## Data extract
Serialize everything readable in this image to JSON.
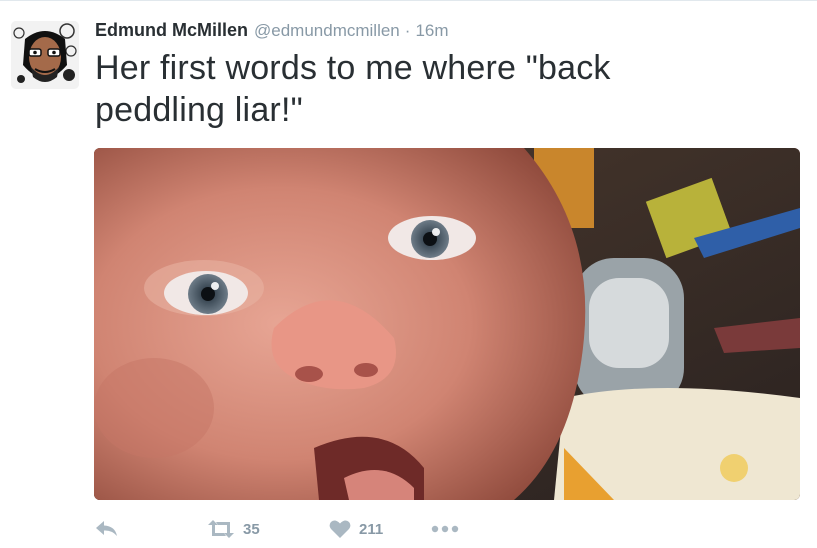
{
  "tweet": {
    "author_name": "Edmund McMillen",
    "handle": "@edmundmcmillen",
    "separator": "·",
    "time": "16m",
    "text": "Her first words to me where \"back peddling liar!\""
  },
  "actions": {
    "retweet_count": "35",
    "like_count": "211"
  },
  "icons": {
    "reply": "reply-icon",
    "retweet": "retweet-icon",
    "like": "heart-icon",
    "more": "more-dots-icon"
  },
  "colors": {
    "text": "#292f33",
    "muted": "#8899a6",
    "action_icon": "#aab8c2"
  }
}
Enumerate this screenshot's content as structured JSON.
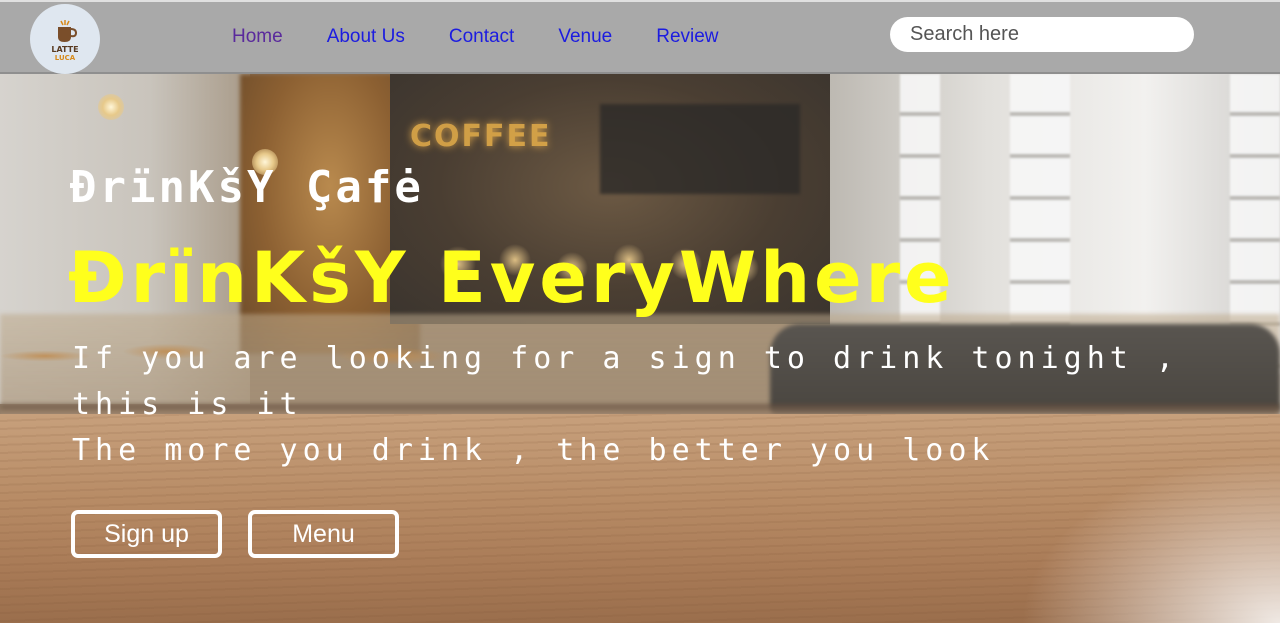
{
  "logo": {
    "line1": "LATTE",
    "line2": "LUCA"
  },
  "nav": {
    "items": [
      {
        "label": "Home"
      },
      {
        "label": "About Us"
      },
      {
        "label": "Contact"
      },
      {
        "label": "Venue"
      },
      {
        "label": "Review"
      }
    ]
  },
  "search": {
    "placeholder": "Search here",
    "value": ""
  },
  "background": {
    "sign_text": "COFFEE"
  },
  "hero": {
    "cafe_name": "ĐrïnKšY Çafė",
    "tagline": "ĐrïnKšY EveryWhere",
    "line1": "If you are looking for a sign to drink tonight , this is it",
    "line2": "The more you drink , the better you look",
    "signup_label": "Sign up",
    "menu_label": "Menu"
  },
  "colors": {
    "navbar_bg": "#a9a9a9",
    "link": "#1c1ce0",
    "link_visited": "#5a2a9c",
    "tagline": "#ffff1c",
    "text": "#ffffff"
  }
}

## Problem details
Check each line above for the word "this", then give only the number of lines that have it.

## Response box
3